In his commentary on Micah, James Limburg described the people’s objections to Micah as grounded in “a theology which assured them of the Lord’s perpetual blessing, of his long-suffering and patience, and of his mighty acts on behalf of his people.”

Micah’s opponents had a theological concept that God’s nature and promises trapped him into perpetually improving their circumstances. In other words, God loved them too much for anything bad to happen. This misreading of the scriptures provided a bulletproof feeling of invulnerability. To them, it was scandalous and inappropriate to proclaim guilt or catastrophic consequences. 

Certainly, the Lord’s nature is long-suffering and patient. God’s first description of himself in the Bible is that he is compassionate, gracious, slow to anger, abounding in love and faithfulness. (Exodus 33.19-23, 34.5-7) But God will also have justice. In this same passage, he declares that he will not leave the guilty unpunished. 

Certainly, the Lord made promises regarding Abraham’s descendants. But as John the Baptist later warned, “out of these stones God can raise up children for Abraham.” (Luke 3.7-9) Any person or group thinking God’s plans would be thwarted if they experienced suffering, defeat, imprisonment, or even death is foolish and prideful.

Modern Christians welcome messages of blessing or victory or power but, like Micah’s objectors, reject convicting messages. We are sometimes guilty of falsely claiming biblical promises (such as the Abrahamic promises or promises regarding our righteousness in Christ) as a cloak of invulnerability against suffering or guilt. Many today are scandalized by “prophets” who speak like Micah and Amos, especially if they speak on similar topics.

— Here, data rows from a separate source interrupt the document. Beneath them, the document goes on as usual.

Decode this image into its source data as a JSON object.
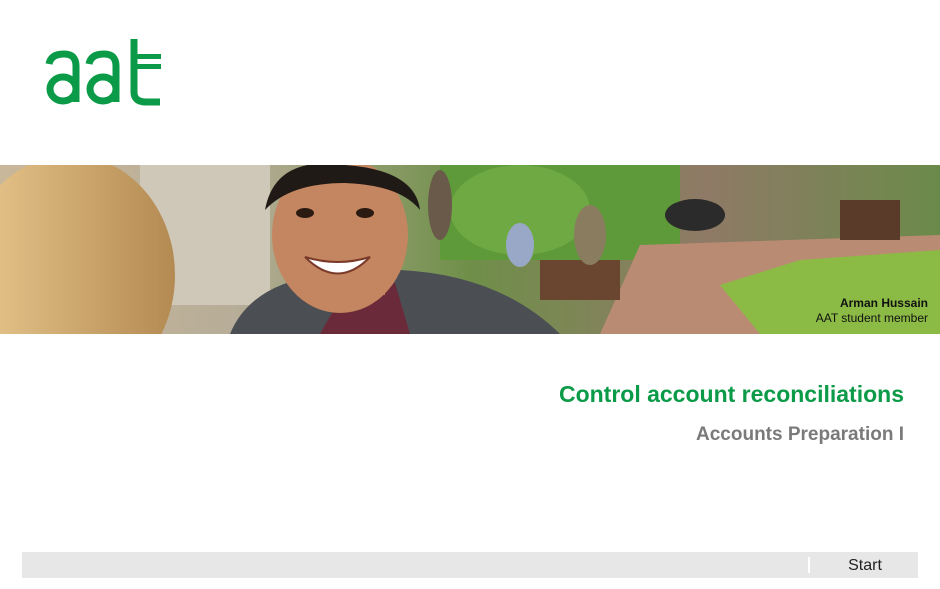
{
  "brand": {
    "logo_text": "aat",
    "accent_color": "#0b9b48"
  },
  "hero": {
    "caption_name": "Arman Hussain",
    "caption_role": "AAT student member"
  },
  "main": {
    "title": "Control account reconciliations",
    "subtitle": "Accounts Preparation I"
  },
  "footer": {
    "start_label": "Start"
  }
}
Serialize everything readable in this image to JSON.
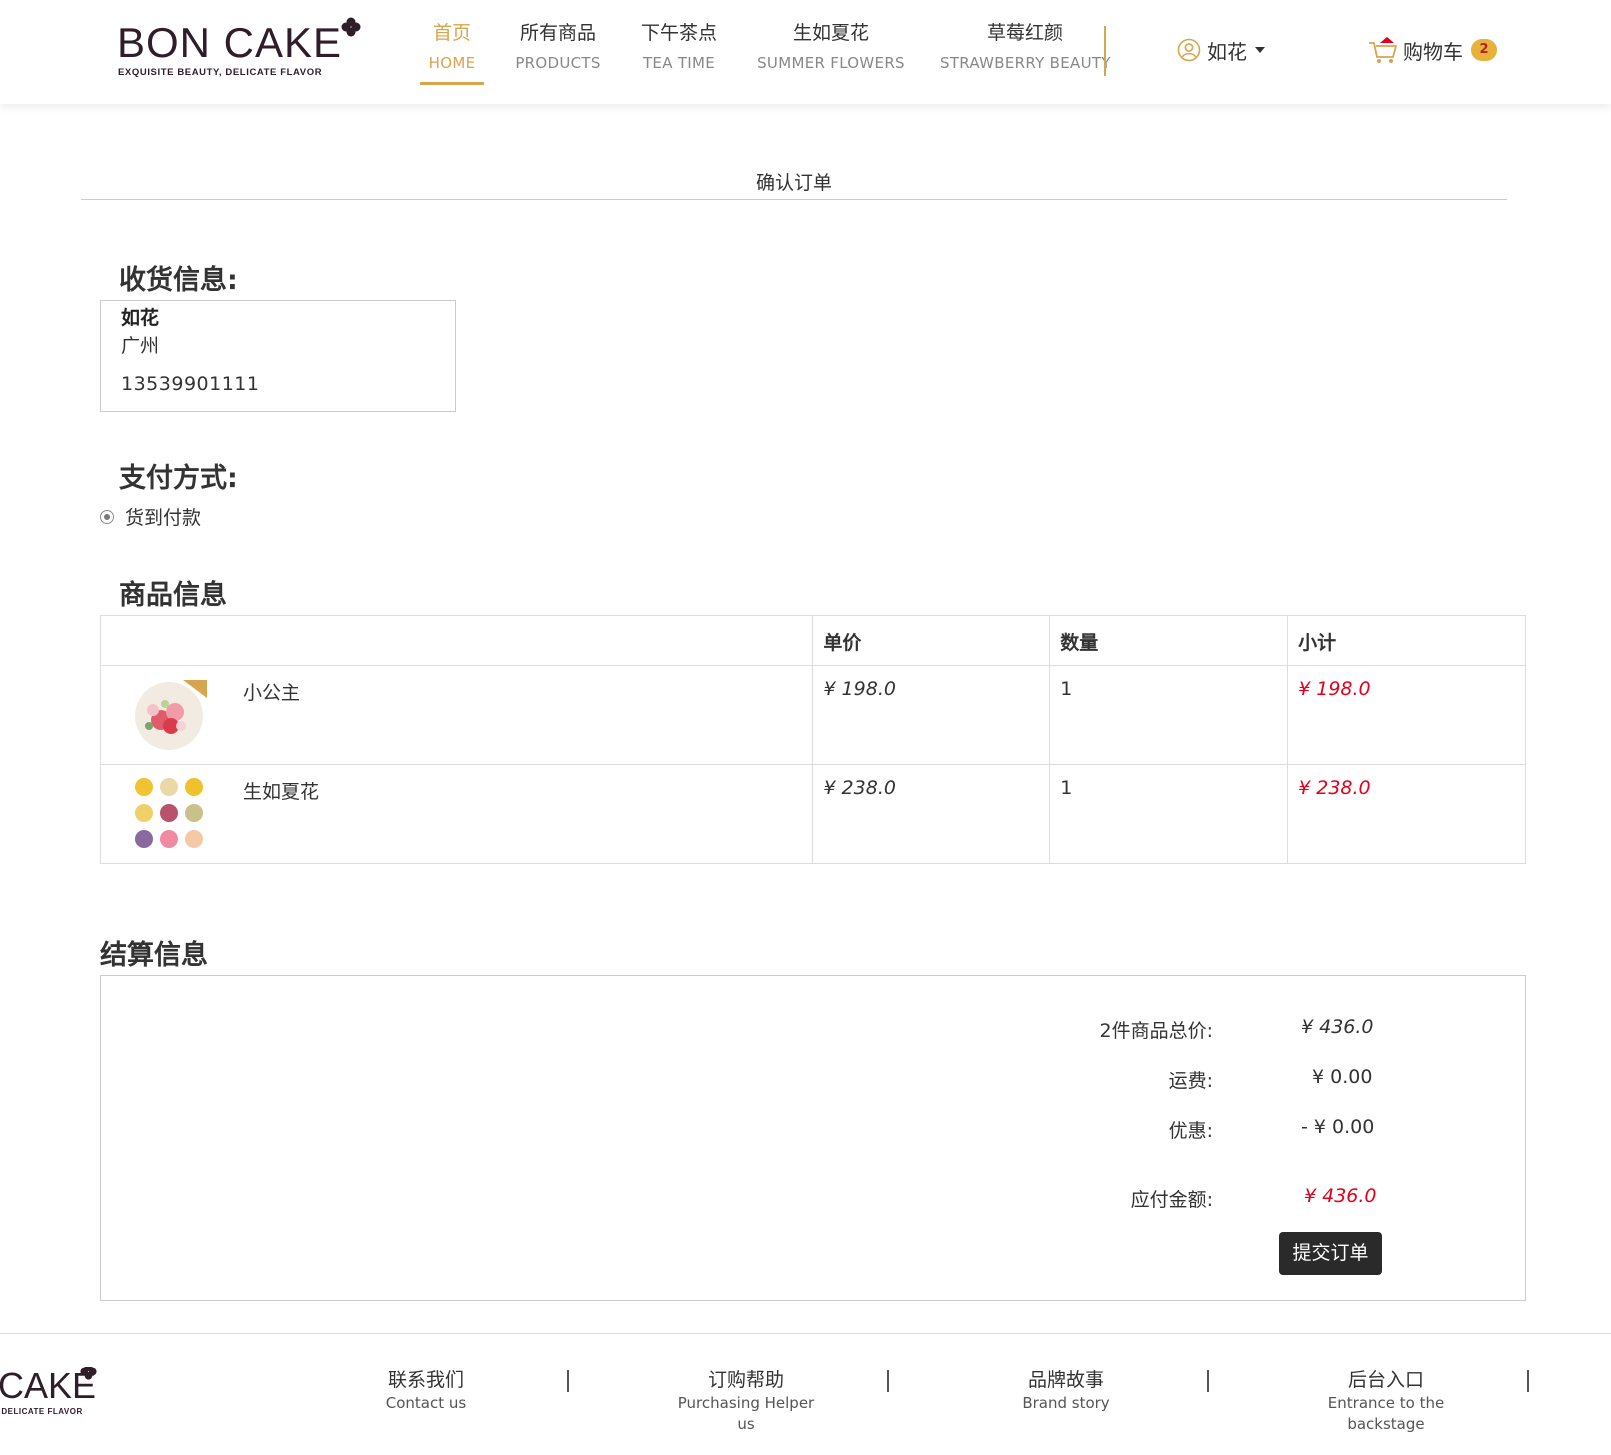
{
  "brand": {
    "name": "BON CAKE",
    "tagline": "EXQUISITE BEAUTY, DELICATE FLAVOR"
  },
  "nav": [
    {
      "cn": "首页",
      "en": "HOME",
      "active": true
    },
    {
      "cn": "所有商品",
      "en": "PRODUCTS",
      "active": false
    },
    {
      "cn": "下午茶点",
      "en": "TEA TIME",
      "active": false
    },
    {
      "cn": "生如夏花",
      "en": "SUMMER FLOWERS",
      "active": false
    },
    {
      "cn": "草莓红颜",
      "en": "STRAWBERRY BEAUTY",
      "active": false
    }
  ],
  "user": {
    "name": "如花",
    "icon": "user-circle-icon"
  },
  "cart": {
    "label": "购物车",
    "count": "2",
    "icon": "shopping-cart-icon"
  },
  "page_title": "确认订单",
  "shipping": {
    "heading": "收货信息:",
    "name": "如花",
    "city": "广州",
    "phone": "13539901111"
  },
  "payment": {
    "heading": "支付方式:",
    "option": "货到付款",
    "selected": true
  },
  "products": {
    "heading": "商品信息",
    "columns": [
      "",
      "单价",
      "数量",
      "小计"
    ],
    "rows": [
      {
        "name": "小公主",
        "price": "¥ 198.0",
        "qty": "1",
        "subtotal": "¥ 198.0",
        "image": "cake-princess-image"
      },
      {
        "name": "生如夏花",
        "price": "¥ 238.0",
        "qty": "1",
        "subtotal": "¥ 238.0",
        "image": "cake-flowers-image"
      }
    ]
  },
  "settlement": {
    "heading": "结算信息",
    "total_label": "2件商品总价:",
    "total_value": "¥ 436.0",
    "shipping_label": "运费:",
    "shipping_value": "¥ 0.00",
    "discount_label": "优惠:",
    "discount_value": "- ¥ 0.00",
    "payable_label": "应付金额:",
    "payable_value": "¥ 436.0",
    "submit_label": "提交订单"
  },
  "footer": {
    "brand": {
      "name": "BON CAKE",
      "tagline": "EXQUISITE BEAUTY, DELICATE FLAVOR"
    },
    "links": [
      {
        "cn": "联系我们",
        "en": "Contact us"
      },
      {
        "cn": "订购帮助",
        "en": "Purchasing Helper us"
      },
      {
        "cn": "品牌故事",
        "en": "Brand story"
      },
      {
        "cn": "后台入口",
        "en": "Entrance to the backstage"
      }
    ]
  },
  "colors": {
    "accent": "#d6a54e",
    "price_red": "#e3001b",
    "button_dark": "#2a2a2a",
    "badge": "#e7b13c"
  }
}
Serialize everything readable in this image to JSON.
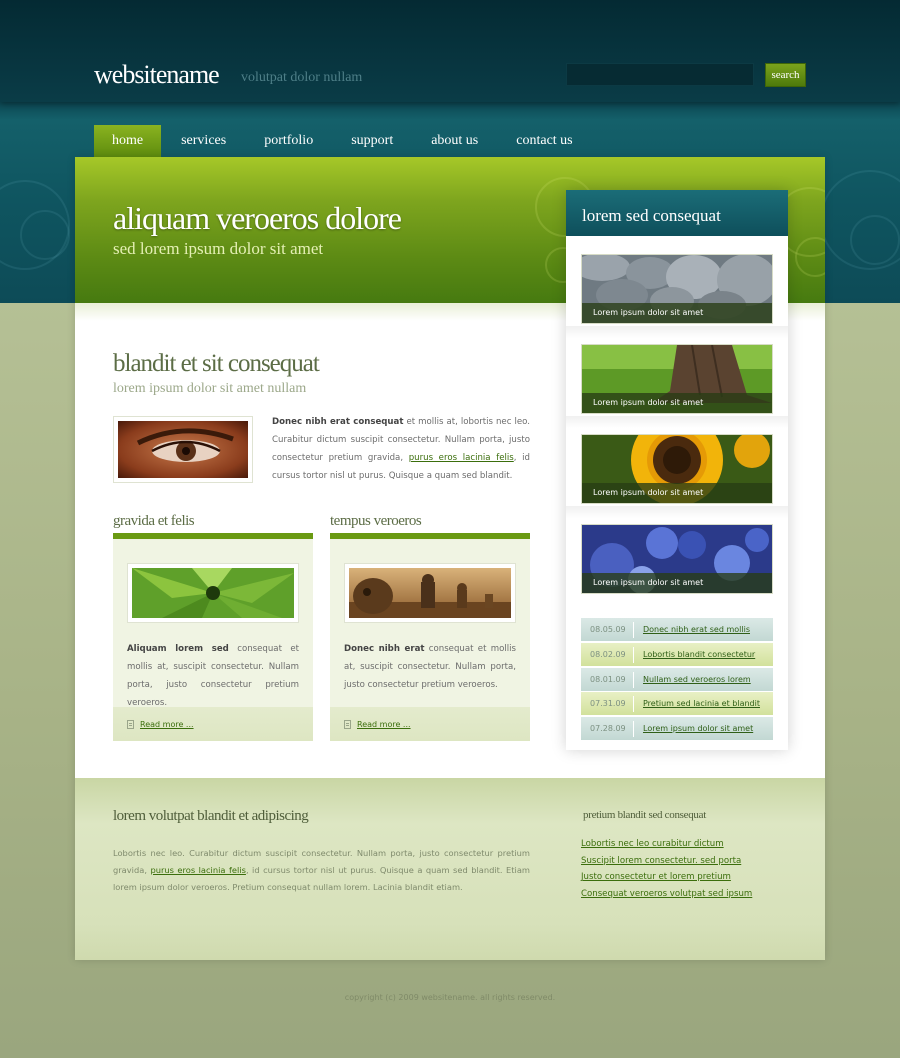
{
  "header": {
    "logo": "websitename",
    "tagline": "volutpat dolor nullam",
    "search_value": "",
    "search_button": "search"
  },
  "nav": {
    "items": [
      "home",
      "services",
      "portfolio",
      "support",
      "about us",
      "contact us"
    ],
    "active": "home"
  },
  "banner": {
    "title": "aliquam veroeros dolore",
    "subtitle": "sed lorem ipsum dolor sit amet"
  },
  "main": {
    "title": "blandit et sit consequat",
    "subtitle": "lorem ipsum dolor sit amet nullam",
    "intro_bold": "Donec nibh erat consequat",
    "intro_part1": " et mollis at, lobortis nec leo. Curabitur dictum suscipit consectetur. Nullam porta, justo consectetur pretium gravida, ",
    "intro_link": "purus eros lacinia felis",
    "intro_part2": ", id cursus tortor nisl ut purus. Quisque a quam sed blandit."
  },
  "boxes": [
    {
      "title": "gravida et felis",
      "bold": "Aliquam lorem sed",
      "text": " consequat et mollis at, suscipit consectetur. Nullam porta, justo consectetur pretium veroeros.",
      "read_more": "Read more ..."
    },
    {
      "title": "tempus veroeros",
      "bold": "Donec nibh erat",
      "text": " consequat et mollis at, suscipit consectetur. Nullam porta, justo consectetur pretium veroeros.",
      "read_more": "Read more ..."
    }
  ],
  "sidebar": {
    "title": "lorem sed consequat",
    "thumbs": [
      {
        "caption": "Lorem ipsum dolor sit amet"
      },
      {
        "caption": "Lorem ipsum dolor sit amet"
      },
      {
        "caption": "Lorem ipsum dolor sit amet"
      },
      {
        "caption": "Lorem ipsum dolor sit amet"
      }
    ],
    "news": [
      {
        "date": "08.05.09",
        "title": "Donec nibh erat sed mollis"
      },
      {
        "date": "08.02.09",
        "title": "Lobortis blandit consectetur"
      },
      {
        "date": "08.01.09",
        "title": "Nullam sed veroeros lorem"
      },
      {
        "date": "07.31.09",
        "title": "Pretium sed lacinia et blandit"
      },
      {
        "date": "07.28.09",
        "title": "Lorem ipsum dolor sit amet"
      }
    ]
  },
  "footer": {
    "title": "lorem volutpat blandit et adipiscing",
    "text_part1": "Lobortis nec leo. Curabitur dictum suscipit consectetur. Nullam porta, justo consectetur pretium gravida, ",
    "text_link": "purus eros lacinia felis",
    "text_part2": ", id cursus tortor nisl ut purus. Quisque a quam sed blandit. Etiam lorem ipsum dolor veroeros. Pretium consequat nullam lorem. Lacinia blandit etiam.",
    "links_title": "pretium blandit sed consequat",
    "links": [
      "Lobortis nec leo curabitur dictum",
      "Suscipit lorem consectetur. sed porta",
      "Justo consectetur et lorem pretium",
      "Consequat veroeros volutpat sed ipsum"
    ],
    "copyright": "copyright (c) 2009 websitename. all rights reserved."
  },
  "colors": {
    "header_teal": "#0b4450",
    "banner_green": "#7ea51e",
    "accent_green": "#6a9a12",
    "link_green": "#3b6e0c",
    "page_bg": "#a8b387"
  }
}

They object:
“Don’t say such things!” 
“Don’t talk about justice.” 
“Don’t hold us responsible for prior generations.” 

*God regularly holds entire nations responsible for the deeds of prior generations. — Amos 1; Joel 3.19; Ezekiel 25, 35)

Pointing out unrighteousness or the need for justice should not be scandalous.

We wrongly interpret God’s promises to us through Christ if we only see them as guarantees of blessings in this life. We are ignoring Christ’s lived example if we do not think it likely suffering, mistreatment, or even death might be part of God’s plan or purpose for our lives.

If the only prophets we listen to promise “plenty of wine and beer,” and the only signs we want from God are blessings for ourselves, we may be in the same boat as Micah’s hearers.

Divine Hours Prayer: The Greeting
Deliver me, O Lord, by your hand from those whose portion in life is this world. — Psalm 17.14

Today’s Readings
Micah 2 (Listen – 2:11)
John 18 (Listen – 5:16)

Read more about The Gospel is an Uprising
The Anastasis—the Uprising—is the great jailbreak of God.

Read more about Unworthy Prophets
These prophets claim to speak for God but, instead, tickle the ears of the powerful…